START SOURCE MATERIAL

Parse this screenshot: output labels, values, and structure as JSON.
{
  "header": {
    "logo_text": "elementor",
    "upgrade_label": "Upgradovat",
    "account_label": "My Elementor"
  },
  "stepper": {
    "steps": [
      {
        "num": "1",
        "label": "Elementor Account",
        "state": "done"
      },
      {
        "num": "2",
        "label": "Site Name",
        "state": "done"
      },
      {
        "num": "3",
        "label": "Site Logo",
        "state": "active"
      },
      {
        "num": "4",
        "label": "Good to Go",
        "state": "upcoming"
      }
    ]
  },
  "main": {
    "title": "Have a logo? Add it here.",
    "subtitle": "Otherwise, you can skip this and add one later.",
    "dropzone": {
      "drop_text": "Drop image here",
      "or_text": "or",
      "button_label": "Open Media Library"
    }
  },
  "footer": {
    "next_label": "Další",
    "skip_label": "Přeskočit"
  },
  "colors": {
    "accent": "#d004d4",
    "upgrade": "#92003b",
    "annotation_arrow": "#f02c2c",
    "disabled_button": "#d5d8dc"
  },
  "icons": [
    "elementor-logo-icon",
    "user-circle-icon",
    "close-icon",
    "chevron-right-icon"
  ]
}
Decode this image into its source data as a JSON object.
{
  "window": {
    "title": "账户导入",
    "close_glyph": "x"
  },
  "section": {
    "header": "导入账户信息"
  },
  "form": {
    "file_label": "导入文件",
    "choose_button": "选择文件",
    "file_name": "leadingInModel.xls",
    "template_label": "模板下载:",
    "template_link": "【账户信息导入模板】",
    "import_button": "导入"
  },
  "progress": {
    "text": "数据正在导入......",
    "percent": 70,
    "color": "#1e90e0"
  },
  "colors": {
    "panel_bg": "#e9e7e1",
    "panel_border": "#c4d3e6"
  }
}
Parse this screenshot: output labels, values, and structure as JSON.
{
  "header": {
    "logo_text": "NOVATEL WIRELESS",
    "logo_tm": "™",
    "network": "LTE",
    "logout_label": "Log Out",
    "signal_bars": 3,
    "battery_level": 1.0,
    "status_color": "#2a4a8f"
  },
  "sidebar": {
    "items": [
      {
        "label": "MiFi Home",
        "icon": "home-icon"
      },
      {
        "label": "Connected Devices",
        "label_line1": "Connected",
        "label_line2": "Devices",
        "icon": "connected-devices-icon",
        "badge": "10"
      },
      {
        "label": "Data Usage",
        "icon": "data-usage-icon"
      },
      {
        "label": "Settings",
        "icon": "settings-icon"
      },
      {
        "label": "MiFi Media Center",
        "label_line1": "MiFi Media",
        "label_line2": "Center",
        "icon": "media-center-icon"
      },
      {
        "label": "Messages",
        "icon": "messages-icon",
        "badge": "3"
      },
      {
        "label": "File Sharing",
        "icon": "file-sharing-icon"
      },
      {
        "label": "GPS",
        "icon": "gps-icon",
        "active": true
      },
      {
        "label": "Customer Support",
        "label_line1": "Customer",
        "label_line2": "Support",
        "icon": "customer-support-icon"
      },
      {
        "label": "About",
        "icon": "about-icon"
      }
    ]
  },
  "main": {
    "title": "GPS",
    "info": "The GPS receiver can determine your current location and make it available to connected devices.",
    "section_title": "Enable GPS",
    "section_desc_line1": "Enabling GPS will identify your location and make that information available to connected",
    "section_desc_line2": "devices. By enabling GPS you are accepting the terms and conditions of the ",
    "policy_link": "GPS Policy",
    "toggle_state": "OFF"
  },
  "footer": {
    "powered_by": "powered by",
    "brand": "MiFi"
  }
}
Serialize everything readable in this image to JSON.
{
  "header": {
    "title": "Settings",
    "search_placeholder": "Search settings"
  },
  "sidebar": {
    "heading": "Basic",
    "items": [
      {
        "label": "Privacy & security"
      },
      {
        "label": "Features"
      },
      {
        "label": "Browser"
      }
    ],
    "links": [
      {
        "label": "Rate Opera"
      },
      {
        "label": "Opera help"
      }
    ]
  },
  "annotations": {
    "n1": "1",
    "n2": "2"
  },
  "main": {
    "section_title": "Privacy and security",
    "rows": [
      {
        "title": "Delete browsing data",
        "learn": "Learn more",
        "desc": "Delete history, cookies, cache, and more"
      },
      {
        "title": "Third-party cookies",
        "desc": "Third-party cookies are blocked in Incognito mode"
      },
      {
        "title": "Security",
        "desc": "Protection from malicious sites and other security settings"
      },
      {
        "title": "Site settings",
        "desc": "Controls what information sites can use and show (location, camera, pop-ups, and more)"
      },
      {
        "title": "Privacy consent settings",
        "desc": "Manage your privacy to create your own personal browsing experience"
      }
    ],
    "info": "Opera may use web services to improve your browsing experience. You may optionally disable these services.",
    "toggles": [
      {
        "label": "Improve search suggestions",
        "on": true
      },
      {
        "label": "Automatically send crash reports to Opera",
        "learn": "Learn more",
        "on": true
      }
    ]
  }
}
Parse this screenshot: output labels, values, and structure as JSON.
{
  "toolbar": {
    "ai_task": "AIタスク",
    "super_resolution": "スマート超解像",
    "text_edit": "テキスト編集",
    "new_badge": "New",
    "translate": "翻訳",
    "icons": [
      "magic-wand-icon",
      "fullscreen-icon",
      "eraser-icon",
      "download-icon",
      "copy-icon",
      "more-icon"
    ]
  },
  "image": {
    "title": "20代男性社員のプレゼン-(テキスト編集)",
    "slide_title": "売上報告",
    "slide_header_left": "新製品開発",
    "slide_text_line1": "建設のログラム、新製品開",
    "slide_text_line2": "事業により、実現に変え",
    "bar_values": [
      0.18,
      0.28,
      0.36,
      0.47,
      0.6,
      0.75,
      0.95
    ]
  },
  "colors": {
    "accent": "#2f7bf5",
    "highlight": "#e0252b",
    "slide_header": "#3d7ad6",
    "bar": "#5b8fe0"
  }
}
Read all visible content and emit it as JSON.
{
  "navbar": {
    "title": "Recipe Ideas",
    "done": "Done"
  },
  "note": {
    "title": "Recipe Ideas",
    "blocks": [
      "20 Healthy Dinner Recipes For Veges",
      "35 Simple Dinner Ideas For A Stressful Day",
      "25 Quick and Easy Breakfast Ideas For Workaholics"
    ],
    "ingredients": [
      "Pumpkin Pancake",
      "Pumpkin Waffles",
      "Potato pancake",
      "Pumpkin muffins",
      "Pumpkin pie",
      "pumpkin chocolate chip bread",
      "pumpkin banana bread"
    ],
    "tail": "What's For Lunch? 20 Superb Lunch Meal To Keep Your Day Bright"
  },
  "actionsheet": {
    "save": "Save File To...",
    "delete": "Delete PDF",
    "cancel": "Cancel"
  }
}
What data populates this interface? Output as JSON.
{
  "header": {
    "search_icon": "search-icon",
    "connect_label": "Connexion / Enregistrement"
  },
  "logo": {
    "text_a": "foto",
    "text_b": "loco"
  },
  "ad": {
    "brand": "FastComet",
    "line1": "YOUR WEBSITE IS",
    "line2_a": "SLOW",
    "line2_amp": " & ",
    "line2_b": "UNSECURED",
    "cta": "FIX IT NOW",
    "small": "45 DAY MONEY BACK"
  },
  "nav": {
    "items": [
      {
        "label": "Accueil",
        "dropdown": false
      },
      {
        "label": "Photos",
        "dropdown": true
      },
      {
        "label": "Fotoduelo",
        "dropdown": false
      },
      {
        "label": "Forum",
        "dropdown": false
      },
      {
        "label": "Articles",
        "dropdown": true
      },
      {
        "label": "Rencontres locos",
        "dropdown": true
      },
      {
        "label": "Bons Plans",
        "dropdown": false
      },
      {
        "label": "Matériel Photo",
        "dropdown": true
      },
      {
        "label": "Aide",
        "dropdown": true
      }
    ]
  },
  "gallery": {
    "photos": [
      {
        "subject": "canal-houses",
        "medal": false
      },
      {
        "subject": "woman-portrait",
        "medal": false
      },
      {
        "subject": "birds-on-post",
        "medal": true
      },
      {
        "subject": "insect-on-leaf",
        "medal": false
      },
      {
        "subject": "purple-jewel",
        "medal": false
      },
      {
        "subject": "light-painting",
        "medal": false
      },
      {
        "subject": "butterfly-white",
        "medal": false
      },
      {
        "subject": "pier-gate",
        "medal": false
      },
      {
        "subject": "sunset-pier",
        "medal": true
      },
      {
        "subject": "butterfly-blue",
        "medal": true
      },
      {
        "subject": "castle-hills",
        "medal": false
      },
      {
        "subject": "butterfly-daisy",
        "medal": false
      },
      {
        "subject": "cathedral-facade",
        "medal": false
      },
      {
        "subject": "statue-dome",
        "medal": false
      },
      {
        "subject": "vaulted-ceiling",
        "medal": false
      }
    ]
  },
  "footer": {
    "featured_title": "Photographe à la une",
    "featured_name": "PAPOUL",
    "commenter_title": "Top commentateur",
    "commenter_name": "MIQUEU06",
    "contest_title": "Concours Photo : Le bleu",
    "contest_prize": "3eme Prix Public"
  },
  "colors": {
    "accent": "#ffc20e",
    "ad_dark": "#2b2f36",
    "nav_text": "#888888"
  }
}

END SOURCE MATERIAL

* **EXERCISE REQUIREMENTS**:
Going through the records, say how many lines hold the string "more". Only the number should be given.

* **RESPONSE TO THE TASK**:
5